In recent years, the world has recorded tremendous progress in the fight against malaria. The World Malaria Report 2015 shows malaria mortality rates have fallen by 66 per cent among all age groups and by 71 per cent among children under five in Africa since 2000.
But, there is still work to do just as a new vaccine developed by a US-based team is showing promising results, and could accelerate progress.
Creating the vaccine, researchers infected people with weakened, genetically modified forms of the Plasmodium falciparum parasite in safety trials.
The weakened malaria parasite, while unable to complete its lifecycle and develop into full-blown malaria, exposes the immune system to the disease and stimulates a response that could block an actual infection.
After tests on ten people during trials, the results were encouraging: there were no cases of full malaria infection and no significant side-effects.
Describing the positive test results as “critical milestones for malaria vaccine development,” Sebastian Mikolajczak, one of the project researchers, the modified parasite used in tests is both safe and immunogenic.
“The clinical study now shows that the vaccine is completely attenuated in humans and also shows that even after only a single administration, it elicits a robust immune response against the malaria parasite,” says Mikolajczak, according to an online report.
Published findings of test trials say while “creating genetically defined and weakened parasite strains that are safe for vaccination remains challenging,” the recorded results “warrant further clinical testing.”

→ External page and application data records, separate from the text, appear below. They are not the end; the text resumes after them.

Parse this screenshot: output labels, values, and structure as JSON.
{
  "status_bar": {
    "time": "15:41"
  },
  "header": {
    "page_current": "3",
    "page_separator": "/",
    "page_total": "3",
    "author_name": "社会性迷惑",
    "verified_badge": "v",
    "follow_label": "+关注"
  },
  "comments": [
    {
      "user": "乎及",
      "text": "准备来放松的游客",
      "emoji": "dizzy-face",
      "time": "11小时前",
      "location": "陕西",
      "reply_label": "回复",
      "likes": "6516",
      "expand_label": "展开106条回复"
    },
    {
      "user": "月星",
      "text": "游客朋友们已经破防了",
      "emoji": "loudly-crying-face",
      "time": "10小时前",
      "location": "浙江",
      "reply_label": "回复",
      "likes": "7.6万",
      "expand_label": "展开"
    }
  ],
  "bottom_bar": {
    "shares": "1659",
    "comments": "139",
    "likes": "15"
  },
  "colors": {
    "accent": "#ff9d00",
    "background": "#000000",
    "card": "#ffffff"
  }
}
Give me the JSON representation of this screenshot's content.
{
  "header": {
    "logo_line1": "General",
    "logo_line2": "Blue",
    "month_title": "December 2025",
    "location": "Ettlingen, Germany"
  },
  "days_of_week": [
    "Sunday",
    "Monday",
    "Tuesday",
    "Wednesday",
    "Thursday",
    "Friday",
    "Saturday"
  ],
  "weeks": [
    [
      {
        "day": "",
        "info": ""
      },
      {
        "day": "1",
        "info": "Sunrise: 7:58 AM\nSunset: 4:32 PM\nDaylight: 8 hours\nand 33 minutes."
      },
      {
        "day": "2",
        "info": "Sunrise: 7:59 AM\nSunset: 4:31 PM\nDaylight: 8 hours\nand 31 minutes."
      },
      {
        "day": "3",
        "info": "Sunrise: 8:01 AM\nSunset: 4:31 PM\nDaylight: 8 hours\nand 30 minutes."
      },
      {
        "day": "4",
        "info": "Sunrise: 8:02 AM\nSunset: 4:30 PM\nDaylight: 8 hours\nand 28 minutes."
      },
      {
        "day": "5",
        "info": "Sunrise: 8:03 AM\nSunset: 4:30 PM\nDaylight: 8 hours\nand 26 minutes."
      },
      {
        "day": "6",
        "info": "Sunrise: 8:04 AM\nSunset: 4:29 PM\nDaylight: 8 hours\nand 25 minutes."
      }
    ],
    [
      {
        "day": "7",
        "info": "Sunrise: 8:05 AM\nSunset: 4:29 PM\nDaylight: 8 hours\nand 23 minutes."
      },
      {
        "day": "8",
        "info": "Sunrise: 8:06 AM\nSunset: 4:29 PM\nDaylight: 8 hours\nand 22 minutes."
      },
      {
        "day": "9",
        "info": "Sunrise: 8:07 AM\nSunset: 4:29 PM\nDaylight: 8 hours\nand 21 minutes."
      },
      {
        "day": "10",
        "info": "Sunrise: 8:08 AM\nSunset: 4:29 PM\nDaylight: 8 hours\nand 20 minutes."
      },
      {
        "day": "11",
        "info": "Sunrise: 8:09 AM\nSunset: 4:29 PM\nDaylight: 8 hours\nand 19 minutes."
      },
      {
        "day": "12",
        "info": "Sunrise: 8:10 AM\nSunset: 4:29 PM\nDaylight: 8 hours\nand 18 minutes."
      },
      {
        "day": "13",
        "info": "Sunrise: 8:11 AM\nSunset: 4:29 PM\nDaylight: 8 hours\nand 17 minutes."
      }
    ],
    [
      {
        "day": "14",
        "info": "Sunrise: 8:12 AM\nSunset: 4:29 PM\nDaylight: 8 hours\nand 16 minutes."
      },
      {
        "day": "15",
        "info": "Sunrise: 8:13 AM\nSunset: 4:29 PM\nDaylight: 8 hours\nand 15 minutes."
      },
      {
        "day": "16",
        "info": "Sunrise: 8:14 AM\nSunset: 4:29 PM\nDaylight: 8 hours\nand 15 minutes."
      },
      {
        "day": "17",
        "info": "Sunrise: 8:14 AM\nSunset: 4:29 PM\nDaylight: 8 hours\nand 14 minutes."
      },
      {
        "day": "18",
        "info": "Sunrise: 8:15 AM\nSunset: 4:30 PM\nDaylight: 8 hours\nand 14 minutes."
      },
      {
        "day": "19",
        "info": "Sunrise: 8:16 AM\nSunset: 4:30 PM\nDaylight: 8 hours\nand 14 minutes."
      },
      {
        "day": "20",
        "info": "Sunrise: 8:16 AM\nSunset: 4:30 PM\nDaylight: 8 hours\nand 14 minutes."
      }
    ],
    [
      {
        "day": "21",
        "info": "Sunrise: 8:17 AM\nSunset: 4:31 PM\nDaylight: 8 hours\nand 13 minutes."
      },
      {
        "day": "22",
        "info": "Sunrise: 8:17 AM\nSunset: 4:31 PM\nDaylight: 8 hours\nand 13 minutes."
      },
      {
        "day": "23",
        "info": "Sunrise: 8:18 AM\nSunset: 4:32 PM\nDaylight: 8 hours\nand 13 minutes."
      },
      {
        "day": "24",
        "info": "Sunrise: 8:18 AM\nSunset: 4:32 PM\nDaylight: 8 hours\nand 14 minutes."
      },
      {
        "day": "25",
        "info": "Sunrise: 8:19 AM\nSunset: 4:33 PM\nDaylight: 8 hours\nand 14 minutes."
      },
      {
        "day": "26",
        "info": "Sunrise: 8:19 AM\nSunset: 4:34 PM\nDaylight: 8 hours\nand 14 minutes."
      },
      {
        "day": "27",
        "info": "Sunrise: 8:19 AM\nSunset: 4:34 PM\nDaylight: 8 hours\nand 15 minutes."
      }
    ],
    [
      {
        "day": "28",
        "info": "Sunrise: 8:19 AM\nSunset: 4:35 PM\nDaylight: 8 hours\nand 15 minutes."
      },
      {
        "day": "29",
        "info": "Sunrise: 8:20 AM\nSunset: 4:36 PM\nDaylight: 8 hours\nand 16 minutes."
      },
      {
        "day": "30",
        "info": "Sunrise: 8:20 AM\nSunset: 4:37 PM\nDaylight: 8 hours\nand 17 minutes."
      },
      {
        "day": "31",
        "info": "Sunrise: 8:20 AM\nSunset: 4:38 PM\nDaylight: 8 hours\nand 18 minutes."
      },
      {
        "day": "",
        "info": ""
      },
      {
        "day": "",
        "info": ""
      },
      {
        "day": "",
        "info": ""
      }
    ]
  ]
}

The prospect of an effective malaria vaccine is great news for Africa, where the disease remains rampant: 90 per cent of malaria deaths in 2015 occurred in Africa.
There is also significant effort on the continent to develop vaccines as well. Last August, scientists at the University of Cape Town’s Drug Discovery and Development Centre (H3D) announced the discovery of a new anti-malaria compound which could “contribute to the eradication of malaria.”
Professor Kelly Chibale, founder and director of H3D, says the compound “has potent activity against all stages of the malaria parasite life-cycle and has the potential to block transmission of the parasite from person to person.”
One step closer to malaria vaccine
The results of this research are all the more hopeful, as there are roughly 5,000 malaria genes, and through the erasure of three of them, formidable results were attained. “Immunization of humans with whole sporozoites gives complete, sterilizing resistance against malaria infection. However, achieving dependable safety while maintaining immunogenicity of whole parasite vaccines remains a difficult challenge,” the study indicates.
Malaria, An ongoing threat
A completely practicable vaccine is, however, far from being settled. While there are a high number of trials under tests, the virus still affects approximately 200 million people by the year, as research points out. The disease seems because of plasmodium, a microscopic parasite that blights the human body through the means of mosquito bites, which allow a form of the parasite to get under the human skin.
Once inside the human body the virus occurs in the liver, where its sporozoites infected the organ with 30,000 copies of the pest. From the liver, the virus gets into the blood stream, where it attacks red blood cells, which from time to time results into the patient’s death.
Because the contamination follows these three stages, it is more difficult to create a fully functional vaccine to prevent it from spreading all over the body and, finally, affecting the blood cells.